I bought this novel because it is set very near to places I grew up in Southern California. Specifically, the novel is set in Bombay Beach, next to the Salton Sea in Imperial County, California. The book catches the desolation of the place and of the people who live there in language of Sopheclean directness. My grandfather lived in the Imperial Valley from around 1900 until his death at 94 about thirty years ago & I spent many school vacations baking in the 100 degree heat. No landscape moves me as much as that of western Imperial County, with its bare mountains of tumbled rock descending to the sandy floor of the valley. It is surely among the poorest counties in the state, same as the one I live in now, in Northern New York — both are far from the center, affording people greater freedom (of a certain kind) as well as greater risks than wealthier, more settled places nearer the capitals. The greatest risk, perhaps, is loneliness.
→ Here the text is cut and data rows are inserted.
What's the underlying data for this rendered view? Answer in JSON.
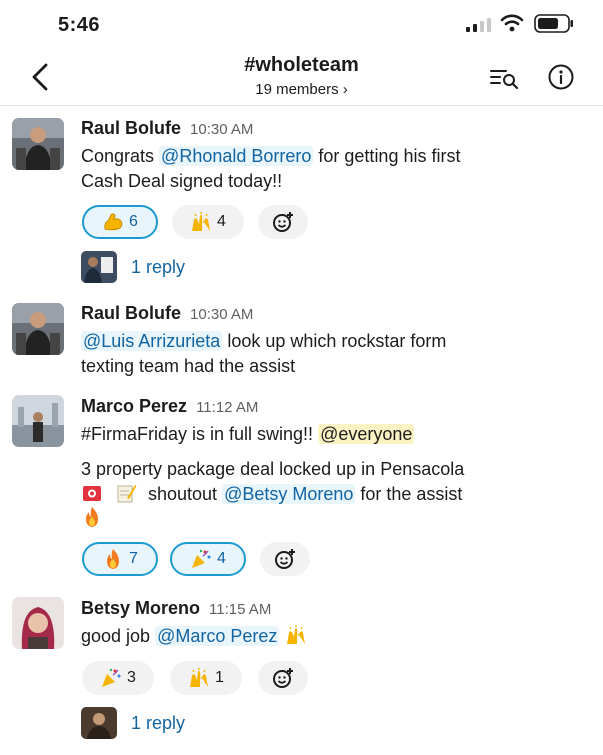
{
  "status": {
    "time": "5:46"
  },
  "header": {
    "channel": "#wholeteam",
    "members": "19 members ›"
  },
  "messages": [
    {
      "author": "Raul Bolufe",
      "time": "10:30 AM",
      "line1_pre": "Congrats ",
      "line1_mention": "@Rhonald Borrero",
      "line1_post": " for getting his first",
      "line2": "Cash Deal signed today!!",
      "reactions": [
        {
          "emoji": "flexed-biceps",
          "count": "6",
          "mine": true
        },
        {
          "emoji": "raising-hands",
          "count": "4",
          "mine": false
        }
      ],
      "reply_text": "1 reply"
    },
    {
      "author": "Raul Bolufe",
      "time": "10:30 AM",
      "line1_mention": "@Luis Arrizurieta",
      "line1_post": " look up which rockstar form",
      "line2": "texting team had the assist"
    },
    {
      "author": "Marco Perez",
      "time": "11:12 AM",
      "line1_pre": "#FirmaFriday is in full swing!! ",
      "line1_mention": "@everyone",
      "line2": "3 property package deal locked up in Pensacola",
      "line3_pre": " shoutout ",
      "line3_mention": "@Betsy Moreno",
      "line3_post": " for the assist",
      "reactions": [
        {
          "emoji": "fire",
          "count": "7",
          "mine": true
        },
        {
          "emoji": "party-popper",
          "count": "4",
          "mine": true
        }
      ]
    },
    {
      "author": "Betsy Moreno",
      "time": "11:15 AM",
      "line1_pre": "good job ",
      "line1_mention": "@Marco Perez",
      "reactions": [
        {
          "emoji": "party-popper",
          "count": "3",
          "mine": false
        },
        {
          "emoji": "raising-hands",
          "count": "1",
          "mine": false
        }
      ],
      "reply_text": "1 reply"
    }
  ],
  "colors": {
    "link": "#1264a3",
    "mention_bg": "#e8f5fa",
    "selected_border": "#1d9bd1",
    "everyone_bg": "#fcf3c4"
  }
}
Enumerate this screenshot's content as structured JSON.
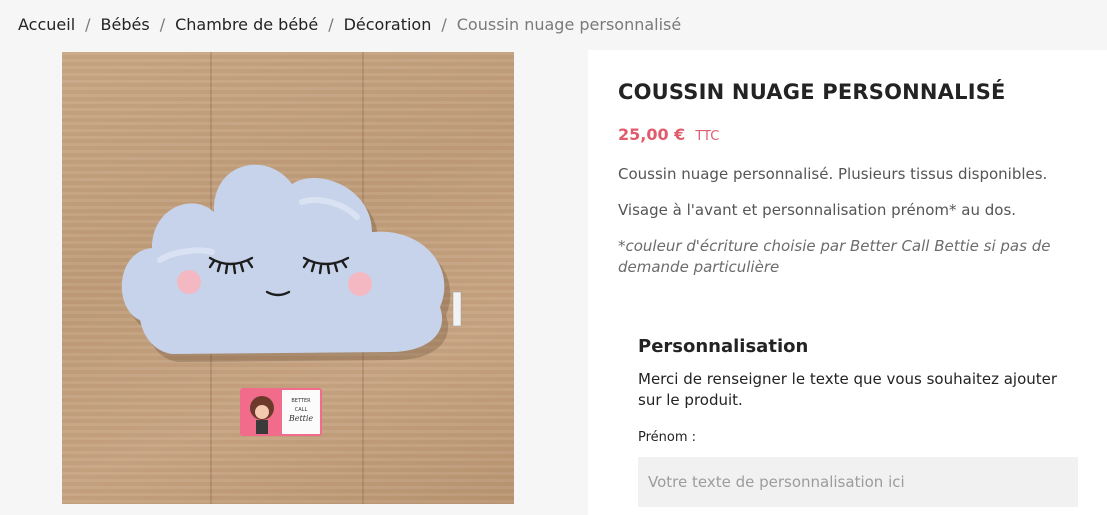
{
  "breadcrumb": {
    "items": [
      "Accueil",
      "Bébés",
      "Chambre de bébé",
      "Décoration",
      "Coussin nuage personnalisé"
    ],
    "separator": "/"
  },
  "product": {
    "title": "COUSSIN NUAGE PERSONNALISÉ",
    "price": "25,00 €",
    "tax_label": "TTC",
    "description": [
      "Coussin nuage personnalisé. Plusieurs tissus disponibles.",
      "Visage à l'avant et personnalisation prénom* au dos.",
      "*couleur d'écriture choisie par Better Call Bettie si pas de demande particulière"
    ],
    "image_card_text": [
      "BETTER",
      "CALL",
      "Bettie"
    ]
  },
  "personalisation": {
    "title": "Personnalisation",
    "instructions": "Merci de renseigner le texte que vous souhaitez ajouter sur le produit.",
    "field_label": "Prénom :",
    "field_value": "",
    "field_placeholder": "Votre texte de personnalisation ici"
  },
  "colors": {
    "accent_price": "#e05c6d",
    "panel_background": "#ffffff",
    "page_background": "#f6f6f6",
    "cloud_fabric": "#c7d3ea",
    "cheeks": "#f4b8c3"
  }
}
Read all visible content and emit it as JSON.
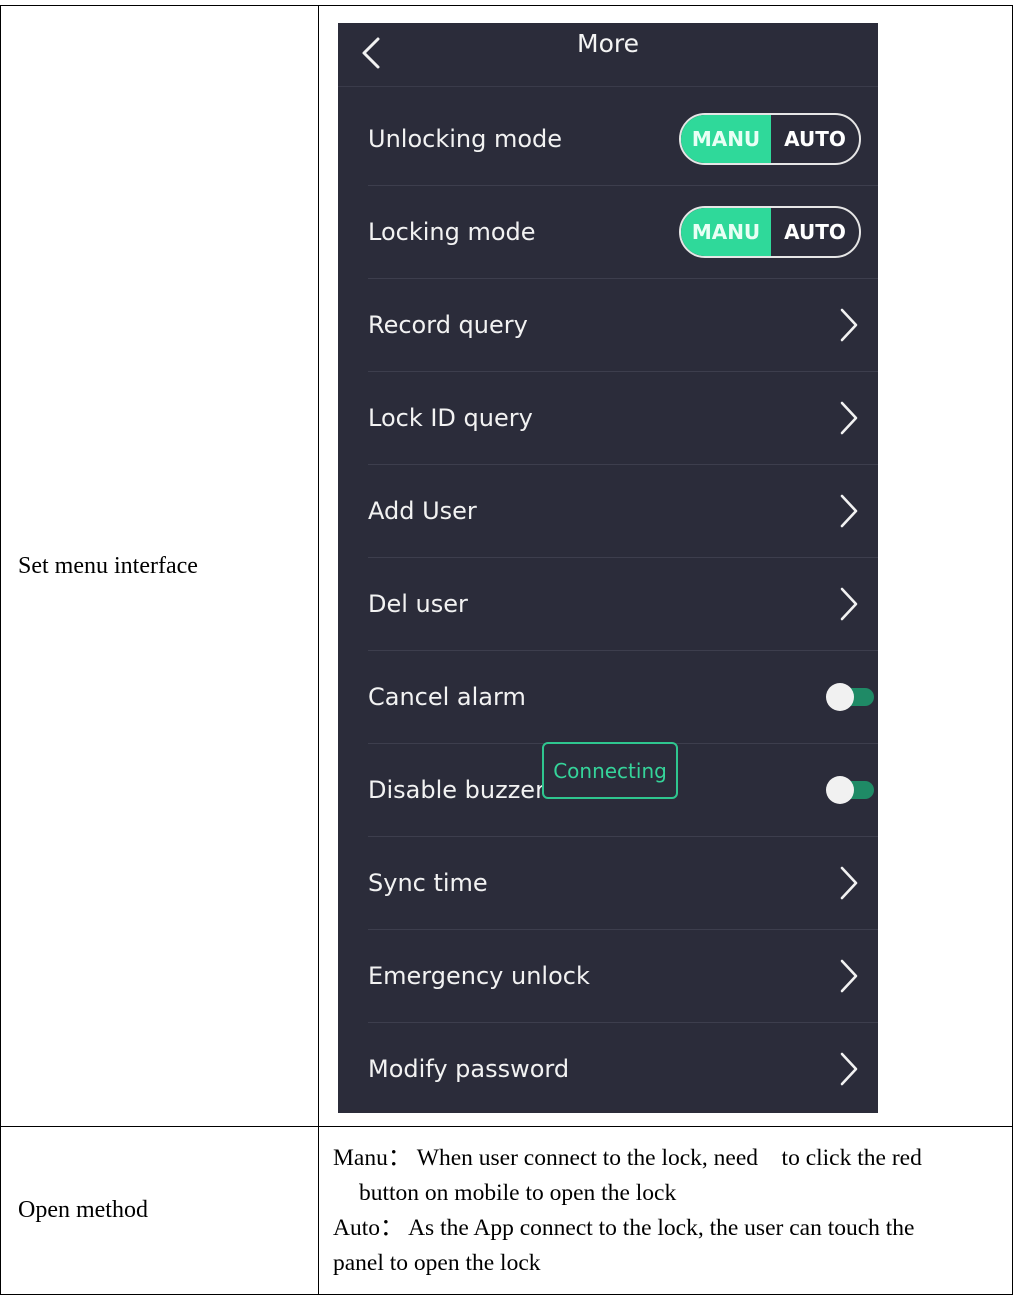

Silver’s novel demonstrates what can be accomplished with the basic materials of realist narrative and style. The story is recounted by Ares, now an adult but recalling events that occurred when he was twelve. The plot is rigorously chronological and the prose limpid and without a hint of authorial narcissism. Ares and his younger half-brother Malcolm, who is severely autistic, live with their single mother in a trailer in Bombay Beach, on the Salton Sea. Laurel, the boys’ mother, has fled the pieties and restraints of a Midwestern childhood and come to rest in the desolation of Imperial County. The novel’s plot is too delicate a machine to summarize, but from the opening pages it is apparent that some terrible event will divide the characters’ lives into a stark before and an after. If the heroes of the Greek theater were doomed by the capricious but implacable decrees of the Gods, the ordinary people in this story are propelled toward their fates by the implacability of mere chance. But Ares, the god of war, discovers comes to rest in the strength bestowed by integrity — his mother’s, his brother’s, and his own.